Review the listing and copy each line that holds the word "data".

[Opening Records shown section]

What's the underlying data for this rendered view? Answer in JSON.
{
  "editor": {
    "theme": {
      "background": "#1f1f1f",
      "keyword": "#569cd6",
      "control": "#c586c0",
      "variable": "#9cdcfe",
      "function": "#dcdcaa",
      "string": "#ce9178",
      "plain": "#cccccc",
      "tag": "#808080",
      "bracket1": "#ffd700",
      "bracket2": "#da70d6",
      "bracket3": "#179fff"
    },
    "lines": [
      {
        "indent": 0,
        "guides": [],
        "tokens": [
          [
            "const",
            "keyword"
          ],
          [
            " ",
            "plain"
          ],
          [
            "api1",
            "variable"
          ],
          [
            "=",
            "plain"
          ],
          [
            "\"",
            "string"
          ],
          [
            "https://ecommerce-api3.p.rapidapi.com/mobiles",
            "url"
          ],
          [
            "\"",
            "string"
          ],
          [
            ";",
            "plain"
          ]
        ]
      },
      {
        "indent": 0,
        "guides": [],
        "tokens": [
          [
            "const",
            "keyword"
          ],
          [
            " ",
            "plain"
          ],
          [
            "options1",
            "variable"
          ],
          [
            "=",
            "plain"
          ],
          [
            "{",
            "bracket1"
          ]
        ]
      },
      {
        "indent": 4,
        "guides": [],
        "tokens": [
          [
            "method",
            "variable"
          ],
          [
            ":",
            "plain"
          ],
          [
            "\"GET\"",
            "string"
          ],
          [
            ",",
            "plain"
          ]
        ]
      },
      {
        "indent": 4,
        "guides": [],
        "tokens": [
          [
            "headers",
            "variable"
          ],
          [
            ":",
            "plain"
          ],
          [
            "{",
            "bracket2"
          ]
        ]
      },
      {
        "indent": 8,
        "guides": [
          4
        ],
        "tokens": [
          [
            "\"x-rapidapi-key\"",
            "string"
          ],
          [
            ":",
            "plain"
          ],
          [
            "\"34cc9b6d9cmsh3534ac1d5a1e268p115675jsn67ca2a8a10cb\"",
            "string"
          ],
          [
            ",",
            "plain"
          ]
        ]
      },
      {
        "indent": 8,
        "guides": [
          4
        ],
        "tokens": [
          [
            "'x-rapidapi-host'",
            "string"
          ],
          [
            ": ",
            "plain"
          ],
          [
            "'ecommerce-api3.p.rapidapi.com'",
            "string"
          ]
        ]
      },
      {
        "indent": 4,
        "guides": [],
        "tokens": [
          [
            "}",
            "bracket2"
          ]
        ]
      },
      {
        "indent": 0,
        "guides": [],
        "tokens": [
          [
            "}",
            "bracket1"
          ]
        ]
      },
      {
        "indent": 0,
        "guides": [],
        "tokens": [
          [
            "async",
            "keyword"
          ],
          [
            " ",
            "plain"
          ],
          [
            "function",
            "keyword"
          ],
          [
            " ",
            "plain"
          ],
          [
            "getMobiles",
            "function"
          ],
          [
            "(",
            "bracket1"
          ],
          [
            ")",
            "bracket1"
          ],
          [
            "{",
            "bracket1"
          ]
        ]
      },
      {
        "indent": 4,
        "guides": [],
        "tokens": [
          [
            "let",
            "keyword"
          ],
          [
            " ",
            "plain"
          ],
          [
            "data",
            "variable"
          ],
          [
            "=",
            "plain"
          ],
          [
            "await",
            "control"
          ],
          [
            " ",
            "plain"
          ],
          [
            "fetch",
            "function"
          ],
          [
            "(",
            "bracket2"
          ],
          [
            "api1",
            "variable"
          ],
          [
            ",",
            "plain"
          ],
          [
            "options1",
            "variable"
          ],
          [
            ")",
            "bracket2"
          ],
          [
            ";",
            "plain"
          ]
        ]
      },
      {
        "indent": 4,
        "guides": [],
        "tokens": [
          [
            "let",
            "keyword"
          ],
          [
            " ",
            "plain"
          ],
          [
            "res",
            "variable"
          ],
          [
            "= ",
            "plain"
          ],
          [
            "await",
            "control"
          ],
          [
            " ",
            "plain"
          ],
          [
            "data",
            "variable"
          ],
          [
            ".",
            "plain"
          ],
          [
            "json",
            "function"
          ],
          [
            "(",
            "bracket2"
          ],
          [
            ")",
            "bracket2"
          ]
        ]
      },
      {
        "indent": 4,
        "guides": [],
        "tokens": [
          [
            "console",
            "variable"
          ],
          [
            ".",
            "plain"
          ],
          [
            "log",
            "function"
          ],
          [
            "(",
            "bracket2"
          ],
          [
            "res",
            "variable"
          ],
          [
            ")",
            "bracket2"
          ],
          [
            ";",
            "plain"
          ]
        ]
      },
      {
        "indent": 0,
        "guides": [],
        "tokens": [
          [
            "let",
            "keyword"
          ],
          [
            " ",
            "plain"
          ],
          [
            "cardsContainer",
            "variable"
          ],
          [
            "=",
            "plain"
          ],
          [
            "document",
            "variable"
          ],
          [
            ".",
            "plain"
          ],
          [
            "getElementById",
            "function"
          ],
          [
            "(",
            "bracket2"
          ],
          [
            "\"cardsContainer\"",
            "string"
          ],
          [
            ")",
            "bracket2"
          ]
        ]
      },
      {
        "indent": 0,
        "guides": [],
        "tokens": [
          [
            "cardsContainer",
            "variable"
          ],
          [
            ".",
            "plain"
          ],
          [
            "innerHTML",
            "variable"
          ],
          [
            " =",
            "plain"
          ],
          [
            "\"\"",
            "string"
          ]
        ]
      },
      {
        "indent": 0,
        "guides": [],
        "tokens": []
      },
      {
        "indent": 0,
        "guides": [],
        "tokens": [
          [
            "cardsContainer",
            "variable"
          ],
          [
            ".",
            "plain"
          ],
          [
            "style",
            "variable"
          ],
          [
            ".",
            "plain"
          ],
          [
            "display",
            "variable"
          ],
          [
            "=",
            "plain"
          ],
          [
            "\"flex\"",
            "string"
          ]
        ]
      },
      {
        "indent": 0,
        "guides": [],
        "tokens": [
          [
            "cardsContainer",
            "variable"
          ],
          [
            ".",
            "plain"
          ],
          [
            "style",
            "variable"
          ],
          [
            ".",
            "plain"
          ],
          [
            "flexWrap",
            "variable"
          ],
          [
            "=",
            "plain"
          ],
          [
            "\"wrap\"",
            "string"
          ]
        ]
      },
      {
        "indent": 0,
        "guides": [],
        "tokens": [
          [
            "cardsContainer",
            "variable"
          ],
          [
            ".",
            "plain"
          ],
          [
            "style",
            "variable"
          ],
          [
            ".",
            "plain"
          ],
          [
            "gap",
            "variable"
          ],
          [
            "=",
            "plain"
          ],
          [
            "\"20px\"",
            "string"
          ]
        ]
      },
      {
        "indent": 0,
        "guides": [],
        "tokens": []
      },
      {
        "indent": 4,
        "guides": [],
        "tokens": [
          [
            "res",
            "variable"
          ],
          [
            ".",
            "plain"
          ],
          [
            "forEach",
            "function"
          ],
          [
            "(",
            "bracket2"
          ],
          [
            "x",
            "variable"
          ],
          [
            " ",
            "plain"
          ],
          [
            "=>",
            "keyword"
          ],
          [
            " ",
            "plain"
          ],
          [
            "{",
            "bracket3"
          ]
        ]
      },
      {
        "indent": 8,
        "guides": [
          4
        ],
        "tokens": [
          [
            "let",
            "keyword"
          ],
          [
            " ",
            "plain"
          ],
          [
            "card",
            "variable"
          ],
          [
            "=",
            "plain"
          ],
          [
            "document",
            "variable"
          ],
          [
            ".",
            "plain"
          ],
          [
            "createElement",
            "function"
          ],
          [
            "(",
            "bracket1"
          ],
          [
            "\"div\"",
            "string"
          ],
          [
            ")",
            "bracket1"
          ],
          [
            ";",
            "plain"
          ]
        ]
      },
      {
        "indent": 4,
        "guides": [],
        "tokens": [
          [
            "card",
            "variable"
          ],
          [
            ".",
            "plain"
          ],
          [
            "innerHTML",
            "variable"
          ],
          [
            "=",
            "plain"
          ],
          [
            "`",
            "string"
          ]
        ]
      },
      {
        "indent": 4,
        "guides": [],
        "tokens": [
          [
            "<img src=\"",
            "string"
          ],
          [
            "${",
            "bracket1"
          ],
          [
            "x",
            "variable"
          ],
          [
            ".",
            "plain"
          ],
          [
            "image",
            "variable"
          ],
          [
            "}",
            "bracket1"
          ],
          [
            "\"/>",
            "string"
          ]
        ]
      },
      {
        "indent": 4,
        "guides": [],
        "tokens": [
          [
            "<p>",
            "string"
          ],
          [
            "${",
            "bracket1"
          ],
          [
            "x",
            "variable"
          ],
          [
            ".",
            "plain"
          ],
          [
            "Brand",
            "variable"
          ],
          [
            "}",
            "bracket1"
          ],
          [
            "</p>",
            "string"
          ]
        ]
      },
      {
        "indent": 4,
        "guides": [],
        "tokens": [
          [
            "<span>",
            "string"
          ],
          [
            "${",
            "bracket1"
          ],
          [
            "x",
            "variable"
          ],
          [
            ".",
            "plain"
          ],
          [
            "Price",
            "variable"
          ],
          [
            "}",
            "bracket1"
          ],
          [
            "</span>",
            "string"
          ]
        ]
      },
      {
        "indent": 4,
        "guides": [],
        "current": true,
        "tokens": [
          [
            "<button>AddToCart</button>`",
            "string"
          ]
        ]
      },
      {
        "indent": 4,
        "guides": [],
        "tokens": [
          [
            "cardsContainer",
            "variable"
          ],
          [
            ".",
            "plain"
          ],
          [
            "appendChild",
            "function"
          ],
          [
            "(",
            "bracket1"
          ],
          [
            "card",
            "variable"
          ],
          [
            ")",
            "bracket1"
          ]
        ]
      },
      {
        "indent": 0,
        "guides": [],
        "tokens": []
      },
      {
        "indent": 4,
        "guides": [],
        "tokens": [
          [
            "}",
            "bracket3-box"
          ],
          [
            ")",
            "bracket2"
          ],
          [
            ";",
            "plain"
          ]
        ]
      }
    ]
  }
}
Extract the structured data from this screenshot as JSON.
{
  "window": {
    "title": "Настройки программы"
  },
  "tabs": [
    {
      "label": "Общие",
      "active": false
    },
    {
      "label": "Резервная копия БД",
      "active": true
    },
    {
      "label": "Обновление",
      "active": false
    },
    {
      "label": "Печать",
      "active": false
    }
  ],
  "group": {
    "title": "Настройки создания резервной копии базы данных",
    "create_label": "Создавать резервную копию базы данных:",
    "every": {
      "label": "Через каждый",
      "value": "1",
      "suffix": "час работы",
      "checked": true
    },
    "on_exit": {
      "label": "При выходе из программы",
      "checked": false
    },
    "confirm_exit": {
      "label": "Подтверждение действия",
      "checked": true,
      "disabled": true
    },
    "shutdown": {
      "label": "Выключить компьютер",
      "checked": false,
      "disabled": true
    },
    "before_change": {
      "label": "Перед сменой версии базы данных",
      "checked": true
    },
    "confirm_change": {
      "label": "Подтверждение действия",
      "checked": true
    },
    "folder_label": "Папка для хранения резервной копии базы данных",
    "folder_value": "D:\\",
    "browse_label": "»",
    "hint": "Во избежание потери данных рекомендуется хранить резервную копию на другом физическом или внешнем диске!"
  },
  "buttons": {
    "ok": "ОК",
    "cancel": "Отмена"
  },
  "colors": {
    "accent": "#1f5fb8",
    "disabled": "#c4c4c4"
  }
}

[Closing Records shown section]

## Answer for the task
What's the underlying data for this rendered view? Answer in JSON.
            "data",
            "data",
Extract the structured data from this screenshot as JSON.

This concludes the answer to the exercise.